When it comes to travel, is the lens of the internet really authentic enough? To experience travel as more than two-dimensional, it needs to be lived, decided, felt, tasted, and breathed in.

By Tommy Allday, English

The Croft Magazine // When it comes to travel, is the lens of the internet really authentic enough? To experience travel as more than two-dimensional, it needs to be lived, decided, felt, tasted, and breathed in.

We’re now at a point where it’s conceivable a person might come forward and say: ‘I don’t need to ever actually see the world, I’ve seen it all on video’. It seems crude, but within our increasingly digital society, the physical experience and enjoyment of travelling seems under threat from the internet. This isn’t at all to say tourism is a dying industry, nor that world travel is on the decline - but now, whether it be on your phone, computer, or any networked device, you can simply browse the world conveniently at your fingertips.

This shouldn’t really be seen as a bad thing, either. From an external perspective, it seems to solve some issues: there’s the point that virtual tourism could decrease air travel; whether it be a vlog, or an influencer-style travel page that insists ‘seeing it online is just as good as seeing it in person’. With carbon emissions decreased, and flight numbers declining, not only is internet travel good for the planet but it also keeps happy those dissatisfied with the very modern ‘inconvenience’ of getting on a plane for eight hours, to travel half-way-around our planet.

© Adam Liu

It certainly is an alternative - to instead voyeuristically indulge in another’s travel experience from the comfort of your home, or ‘armchair travel’ as some like to call it – but crucially, there is a distinct difference between seeing the world virtually, and actually experiencing the world.

Look at online teaching in COVID: simply put, it just wasn’t as good. The virtual experience isn’t the same, it doesn’t feel the same, and it hasn’t been really considered a replacement for the in person experience. Just as a camera and a microphone can’t replicate education, nor can they  replicate travel. An online experience is something necessarily entwined with sensory deprivation: whilst you can still ‘hear’ and ‘see’ what you’re being shown, that’s about it. Virtual travel doesn’t give you that endearing cringe that comes with the feeling of your toes first touching the sand, or first feeling a ray of sunshine; it instead gives you an uncontrollable lens from which to regard the world.
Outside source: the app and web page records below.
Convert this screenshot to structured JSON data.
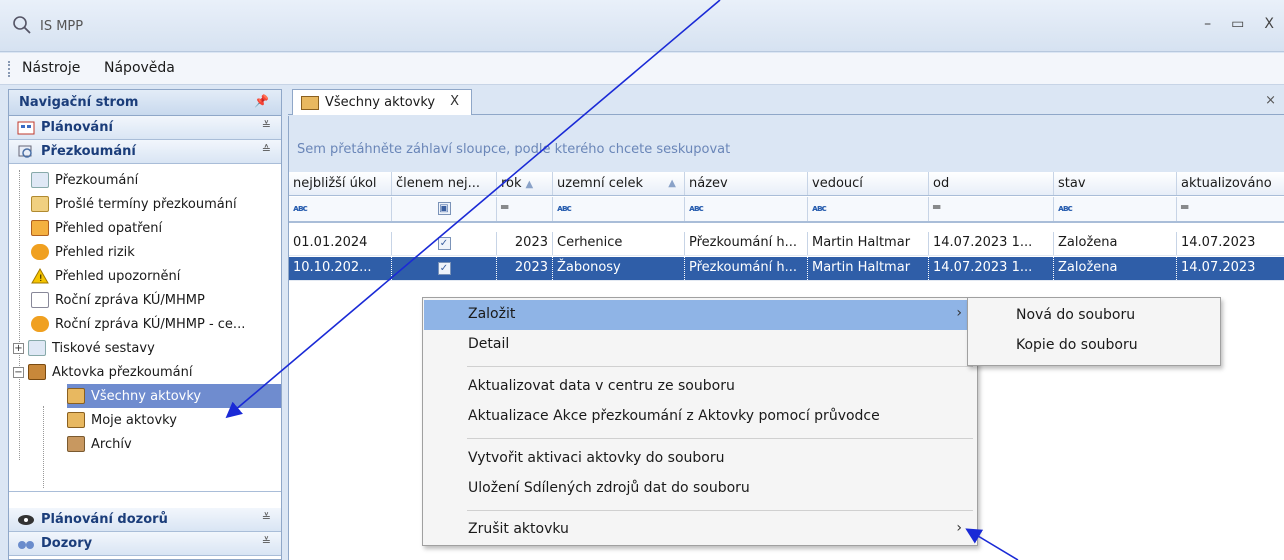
{
  "window": {
    "title": "IS MPP"
  },
  "menu": {
    "items": [
      "Nástroje",
      "Nápověda"
    ]
  },
  "nav": {
    "header": "Navigační strom",
    "pin": "ᵖ",
    "groups": {
      "planovani": "Plánování",
      "prezkoumani": "Přezkoumání",
      "planovani_dozoru": "Plánování dozorů",
      "dozory": "Dozory"
    },
    "tree": [
      "Přezkoumání",
      "Prošlé termíny přezkoumání",
      "Přehled opatření",
      "Přehled rizik",
      "Přehled upozornění",
      "Roční zpráva KÚ/MHMP",
      "Roční zpráva KÚ/MHMP - ce...",
      "Tiskové sestavy",
      "Aktovka přezkoumání",
      "Všechny aktovky",
      "Moje aktovky",
      "Archív"
    ]
  },
  "tab": {
    "label": "Všechny aktovky"
  },
  "grid": {
    "group_hint": "Sem přetáhněte záhlaví sloupce, podle kterého chcete seskupovat",
    "columns": [
      "nejbližší úkol",
      "členem nej...",
      "rok",
      "uzemní celek",
      "název",
      "vedoucí",
      "od",
      "stav",
      "aktualizováno"
    ],
    "rows": [
      [
        "01.01.2024",
        "",
        "2023",
        "Cerhenice",
        "Přezkoumání h...",
        "Martin Haltmar",
        "14.07.2023 1...",
        "Založena",
        "14.07.2023"
      ],
      [
        "10.10.202...",
        "",
        "2023",
        "Žabonosy",
        "Přezkoumání h...",
        "Martin Haltmar",
        "14.07.2023 1...",
        "Založena",
        "14.07.2023"
      ]
    ]
  },
  "context_menu": {
    "items": [
      "Založit",
      "Detail",
      "Aktualizovat data v centru ze souboru",
      "Aktualizace Akce přezkoumání z Aktovky pomocí průvodce",
      "Vytvořit aktivaci aktovky do souboru",
      "Uložení Sdílených zdrojů dat do souboru",
      "Zrušit aktovku"
    ],
    "submenu": [
      "Nová do souboru",
      "Kopie do souboru"
    ]
  }
}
But travel is not a 2-dimensional experience. It is something to be lived, decided, felt, tasted, breathed in.

There’s also the issue of idealisation and authenticity. What you see isn’t always what you get, and this can work in more than one direction. For example, you might see a travel vlog online and become drawn to it, eventually taking the step of travelling to said place; then, when you get there, you discover the vlog was inaccurate, and the trip far less enjoyable than you had imagined. Where previously a travel vlog might strip someone of a sensory experience, it now forces someone into one they just won’t enjoy. On both sides of the spectrum, online travel accounts teeter on ideas of inauthenticity.

Whilst we live in a world of seemingly exponential technical growth, technology providing a complete sensory experience of what it is like to be somewhere seems a bit far off. Though world travel’s side effects might cause damage to our world, and steps should continue to be taken to counteract this, the healthy urge to explore new things should not be put aside for the convenience of the internet. Travelling is a human action, and for it to be experienced to its fullest, it must be a completely human experience.
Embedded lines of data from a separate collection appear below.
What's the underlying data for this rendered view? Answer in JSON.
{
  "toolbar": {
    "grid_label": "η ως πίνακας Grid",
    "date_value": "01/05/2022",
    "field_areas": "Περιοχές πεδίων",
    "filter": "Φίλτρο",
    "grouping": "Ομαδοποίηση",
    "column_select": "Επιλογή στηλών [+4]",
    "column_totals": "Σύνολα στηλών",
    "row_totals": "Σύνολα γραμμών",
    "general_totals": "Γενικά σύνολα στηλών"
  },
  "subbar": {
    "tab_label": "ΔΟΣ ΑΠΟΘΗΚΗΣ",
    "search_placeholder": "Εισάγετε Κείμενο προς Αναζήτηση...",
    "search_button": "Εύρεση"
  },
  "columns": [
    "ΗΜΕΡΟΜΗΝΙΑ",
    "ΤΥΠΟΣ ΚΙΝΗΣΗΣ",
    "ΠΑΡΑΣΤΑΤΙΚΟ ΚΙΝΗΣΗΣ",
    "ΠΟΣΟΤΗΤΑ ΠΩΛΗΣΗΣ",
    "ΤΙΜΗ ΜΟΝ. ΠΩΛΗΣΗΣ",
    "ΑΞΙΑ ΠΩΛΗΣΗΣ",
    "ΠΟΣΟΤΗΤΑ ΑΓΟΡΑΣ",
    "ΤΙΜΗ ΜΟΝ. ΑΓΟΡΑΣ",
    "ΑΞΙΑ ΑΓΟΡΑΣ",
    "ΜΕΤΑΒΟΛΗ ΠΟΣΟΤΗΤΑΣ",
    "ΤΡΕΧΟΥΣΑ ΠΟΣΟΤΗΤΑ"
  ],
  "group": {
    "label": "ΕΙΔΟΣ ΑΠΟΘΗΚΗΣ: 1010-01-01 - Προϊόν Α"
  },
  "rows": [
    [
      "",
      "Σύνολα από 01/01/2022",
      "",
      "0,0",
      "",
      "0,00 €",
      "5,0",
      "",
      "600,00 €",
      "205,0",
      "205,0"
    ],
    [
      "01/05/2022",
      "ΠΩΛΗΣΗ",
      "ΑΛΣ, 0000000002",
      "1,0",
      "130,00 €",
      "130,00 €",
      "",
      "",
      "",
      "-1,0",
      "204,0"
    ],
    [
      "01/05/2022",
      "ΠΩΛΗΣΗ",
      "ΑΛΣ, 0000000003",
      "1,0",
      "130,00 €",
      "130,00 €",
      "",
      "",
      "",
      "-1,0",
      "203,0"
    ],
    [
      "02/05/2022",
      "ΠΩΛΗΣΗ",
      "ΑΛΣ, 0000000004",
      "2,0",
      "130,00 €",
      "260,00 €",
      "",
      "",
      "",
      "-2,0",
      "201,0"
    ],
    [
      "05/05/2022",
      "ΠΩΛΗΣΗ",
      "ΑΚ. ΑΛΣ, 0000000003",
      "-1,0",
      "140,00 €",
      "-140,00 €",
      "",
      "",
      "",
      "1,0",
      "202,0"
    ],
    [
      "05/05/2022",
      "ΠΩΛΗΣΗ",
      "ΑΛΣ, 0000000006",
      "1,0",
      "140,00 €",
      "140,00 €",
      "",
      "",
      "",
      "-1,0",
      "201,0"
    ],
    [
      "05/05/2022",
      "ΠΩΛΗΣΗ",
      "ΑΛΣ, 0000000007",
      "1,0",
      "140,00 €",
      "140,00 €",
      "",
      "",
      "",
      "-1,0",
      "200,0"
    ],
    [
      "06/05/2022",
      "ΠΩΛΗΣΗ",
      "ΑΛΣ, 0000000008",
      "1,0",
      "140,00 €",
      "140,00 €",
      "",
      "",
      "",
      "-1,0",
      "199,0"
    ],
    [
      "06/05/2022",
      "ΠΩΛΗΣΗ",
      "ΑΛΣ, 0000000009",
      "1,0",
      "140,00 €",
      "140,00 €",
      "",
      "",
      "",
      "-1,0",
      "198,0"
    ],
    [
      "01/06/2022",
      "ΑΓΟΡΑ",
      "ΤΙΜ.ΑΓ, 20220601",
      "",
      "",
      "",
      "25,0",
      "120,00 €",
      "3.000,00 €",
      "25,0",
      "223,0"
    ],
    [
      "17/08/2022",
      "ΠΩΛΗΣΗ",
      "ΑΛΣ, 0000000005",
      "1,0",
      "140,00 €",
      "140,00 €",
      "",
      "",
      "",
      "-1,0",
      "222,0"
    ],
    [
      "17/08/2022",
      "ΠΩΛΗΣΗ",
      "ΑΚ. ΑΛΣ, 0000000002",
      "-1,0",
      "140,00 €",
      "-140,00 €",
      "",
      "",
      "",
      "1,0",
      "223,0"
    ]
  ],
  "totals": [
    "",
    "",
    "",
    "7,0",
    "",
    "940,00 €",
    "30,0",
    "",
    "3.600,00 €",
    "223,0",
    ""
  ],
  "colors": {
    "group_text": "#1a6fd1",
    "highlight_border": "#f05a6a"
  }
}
Featured image: © Adam Liu

Are we all guilty of inauthenticity on the internet, or is travel something that should be kept in the moment?